NEW YORK, OCT. 14 -- Naked greed inspired discomfort inside the hallowed walls of an Ivy League business school here today.

Much to their consternation, the dons of staid Columbia Business School endured a day-long media flap over this $100,000 question: When is it, to borrow stock speculator Ivan F. Boesky's memorable phrase, okay to be greedy?

At issue was Dean John C. Burton's decision to cancel an offer by Asher B. Edelman, the well-known corporate raider and an adjunct professor at Columbia, to pay $100,000 to any university student who found a company for Edelman to take over.

Burton made his decision under pressure from the business school's faculty, which felt Edelman's six-figure incentive plan -- offered in a popular course he teaches titled "Corporate Raiding: The Art of War" -- threatened Columbia's academic integrity.

Addressing Edelman's class Tuesday, Burton told the students the finder's fee offer would be revoked immediately, but Edelman would continue to teach his class and would return as an adjunct professor at Columbia next semester.

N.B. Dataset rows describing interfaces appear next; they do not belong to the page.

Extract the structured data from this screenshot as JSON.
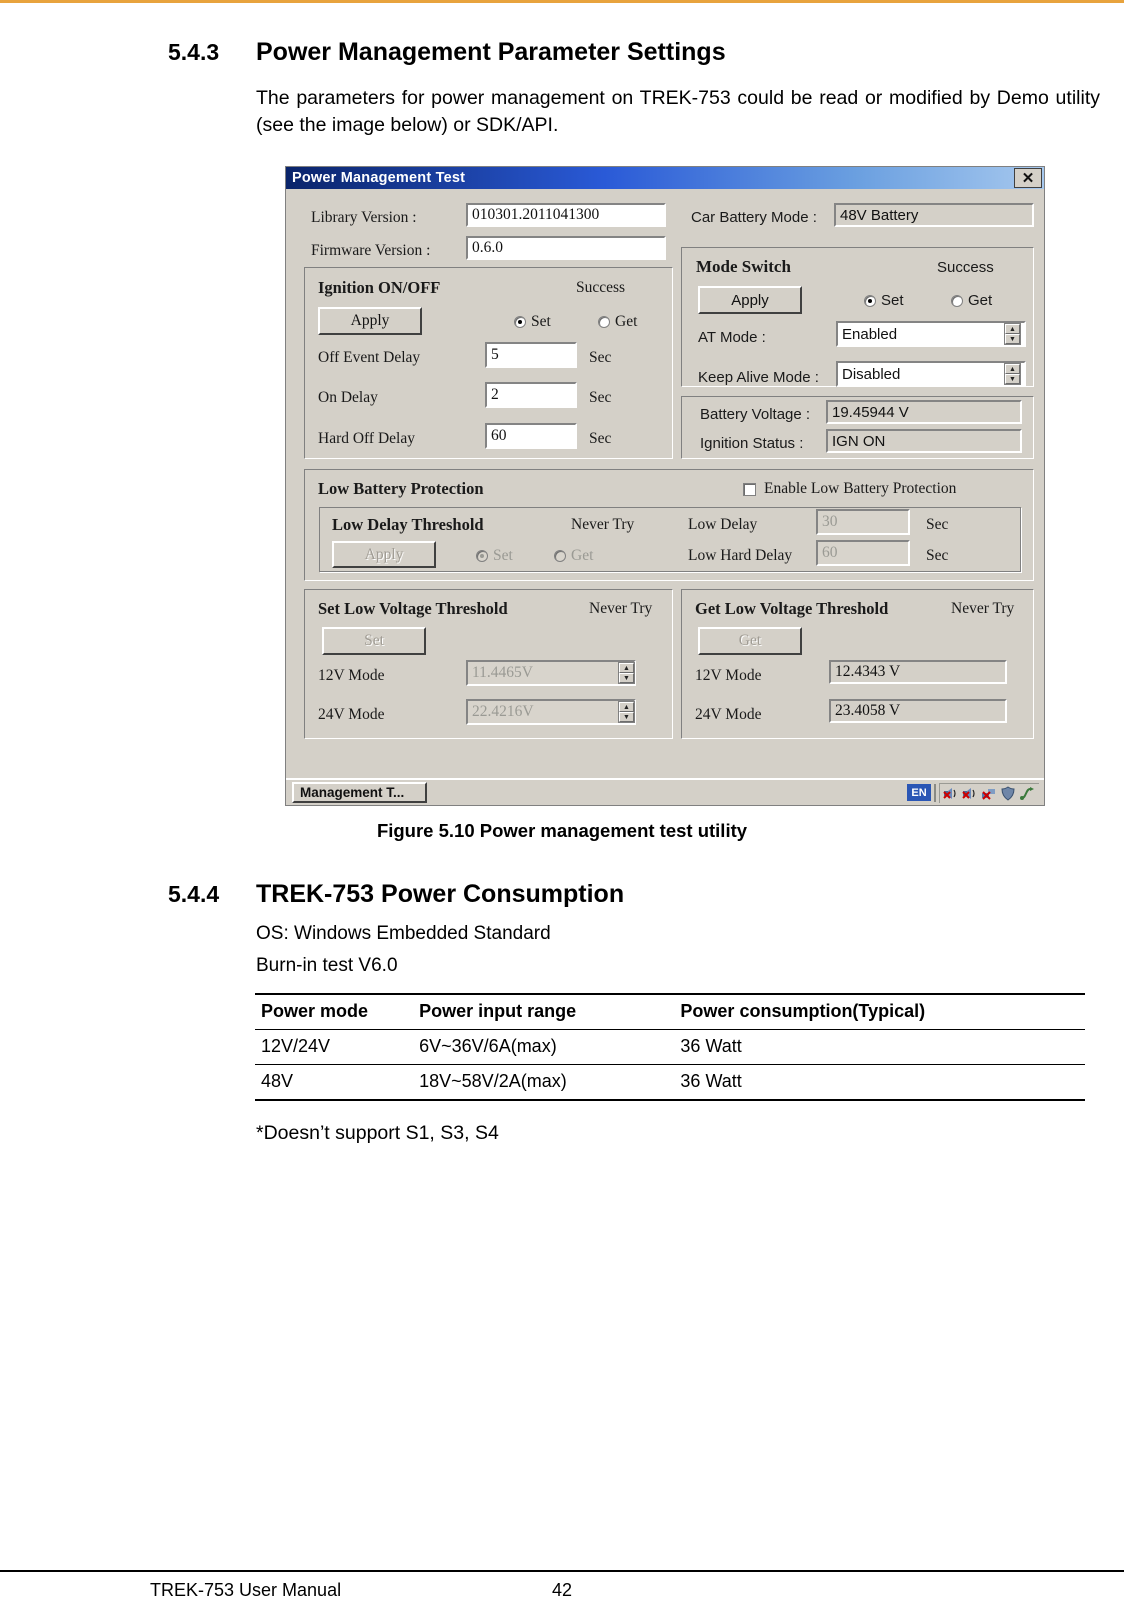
{
  "document": {
    "section_543": {
      "number": "5.4.3",
      "title": "Power Management Parameter Settings",
      "paragraph": "The parameters for power management on TREK-753 could be read or modified by Demo utility (see the image below) or SDK/API."
    },
    "figure_caption": "Figure 5.10 Power management test utility",
    "section_544": {
      "number": "5.4.4",
      "title": "TREK-753 Power Consumption",
      "line1": "OS: Windows Embedded Standard",
      "line2": "Burn-in test V6.0"
    },
    "table": {
      "headers": [
        "Power mode",
        "Power input range",
        "Power  consumption(Typical)"
      ],
      "rows": [
        [
          "12V/24V",
          "6V~36V/6A(max)",
          "36 Watt"
        ],
        [
          "48V",
          "18V~58V/2A(max)",
          "36 Watt"
        ]
      ]
    },
    "note": "*Doesn’t support S1, S3, S4",
    "footer": {
      "left": "TREK-753 User Manual",
      "page": "42"
    }
  },
  "dialog": {
    "title": "Power Management Test",
    "close_label": "✕",
    "info": {
      "library_version_label": "Library Version :",
      "library_version_value": "010301.2011041300",
      "firmware_version_label": "Firmware Version :",
      "firmware_version_value": "0.6.0",
      "car_battery_mode_label": "Car Battery Mode :",
      "car_battery_mode_value": "48V Battery"
    },
    "ignition": {
      "group_title": "Ignition ON/OFF",
      "status": "Success",
      "apply_label": "Apply",
      "set_label": "Set",
      "get_label": "Get",
      "selected": "Set",
      "rows": [
        {
          "label": "Off Event Delay",
          "value": "5",
          "unit": "Sec"
        },
        {
          "label": "On Delay",
          "value": "2",
          "unit": "Sec"
        },
        {
          "label": "Hard Off Delay",
          "value": "60",
          "unit": "Sec"
        }
      ]
    },
    "mode_switch": {
      "group_title": "Mode Switch",
      "status": "Success",
      "apply_label": "Apply",
      "set_label": "Set",
      "get_label": "Get",
      "selected": "Set",
      "at_mode_label": "AT Mode :",
      "at_mode_value": "Enabled",
      "keep_alive_label": "Keep Alive Mode :",
      "keep_alive_value": "Disabled"
    },
    "status_panel": {
      "battery_voltage_label": "Battery Voltage :",
      "battery_voltage_value": "19.45944 V",
      "ignition_status_label": "Ignition Status :",
      "ignition_status_value": "IGN ON"
    },
    "low_battery": {
      "group_title": "Low Battery Protection",
      "enable_label": "Enable Low Battery Protection",
      "enable_checked": false,
      "threshold_title": "Low Delay Threshold",
      "status": "Never Try",
      "apply_label": "Apply",
      "set_label": "Set",
      "get_label": "Get",
      "selected": "Set",
      "low_delay_label": "Low Delay",
      "low_delay_value": "30",
      "low_delay_unit": "Sec",
      "low_hard_delay_label": "Low Hard Delay",
      "low_hard_delay_value": "60",
      "low_hard_delay_unit": "Sec"
    },
    "set_low_voltage": {
      "group_title": "Set Low Voltage Threshold",
      "status": "Never Try",
      "button_label": "Set",
      "rows": [
        {
          "label": "12V Mode",
          "value": "11.4465V"
        },
        {
          "label": "24V Mode",
          "value": "22.4216V"
        }
      ]
    },
    "get_low_voltage": {
      "group_title": "Get Low Voltage Threshold",
      "status": "Never Try",
      "button_label": "Get",
      "rows": [
        {
          "label": "12V Mode",
          "value": "12.4343 V"
        },
        {
          "label": "24V Mode",
          "value": "23.4058 V"
        }
      ]
    },
    "taskbar": {
      "task_label": "Management T...",
      "language_badge": "EN",
      "tray_icons": [
        "speaker-icon",
        "speaker-icon",
        "network-icon",
        "shield-icon",
        "usb-icon"
      ]
    }
  }
}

"The business of educational institutions such as ours is the exchange of ideas and the development of thinking," Burton said today. "My concern is that this {$100,000 offer} would interfere with the examination of ideas. ... The faculty who made this decision were concerned also that a great deal of attention was going to be paid {by students} to one course as opposed to the rest of the program."

Edelman dismissed such criticism as jealousy and defended his offer as a way to stimulate entrepreneurial thinking in his students.

"There's no question that my class has been a very big hit," he said, noting that a straw vote taken in class on the finder's fee issue went 14 to 1 in his favor.

Referring to Columbia's Master of Business Administration program as "a trade school" for Wall Street, he suggested students are more in touch with the world than the faculty. "The school would prefer to get grants from General Motors and keep the money and make the students do the work," he said.

"The structural wrong at Columbia and other universities is that in general, professors tend to use their students without rewarding them -- and yet the professors get rewarded outside with their consulting contracts," Edelman said.

Academics at rival business schools sharply criticized Edelman's offer, saying he was grossly exploiting his students, but graduate students at Columbia not enrolled in Edelman's class were divided over what constitutes an acceptable level of greed in an MBA candidate.

"There's an ulterior motive to taking half the courses here anyway," said Paul Grinberg, a business graduate student. "All the finance seminars are taught by big shots on Wall Street and students take them looking for possible employment. The difference {with Edelman's offer} is that there's an equity kickback at the end of it."

Grinberg also noted that "$100,000 is a lot of money. You've just paid for your M.B.A." Tuition at Columbia Business School is about $6,500 per term, and four terms are required for graduation.

Other students were not so sanguine about Edelman's offer. "We have plenty of time to make money without being exposed to it in school," said Rachel Baskins, a second-year M.B.A. candidate. "In my ethics classes, I was really shocked to hear what some of the people said and how they think. People are ruthless because aggression is definitely rewarded here."

Edelman expressed dismay that students and academics would accuse him of exploitation. "The reason I did this should be made clear because it had nothing to do with crass commercialism," he said. "It had to do with ... thinking of oneself as an owner. I teach a class that tries to bring these kids closer to the world of business reality."

Samuel Hayes, a professor at Harvard Business School, said Edelman's error lay in the size of his incentive plan, not its underlying principle. "He put a carrot out there which was so large and so luscious-looking, it would have to incite an inordinate reaction on the part of his students," Hayes said. "That created the impression that he was trying to bend the students' will."

A slim majority of the students attending today's session of "Conceptual Foundations of Business," disagreed with Burton's decision to cancel the offer, according to Grinberg, who attended the class.

"The professor {of ethics} didn't take a stand on the issue," Grinberg said. "What bothered the professor the most was that Edelman {had} called Columbia a trade school." Staff researcher Marianne Yen contributed to this report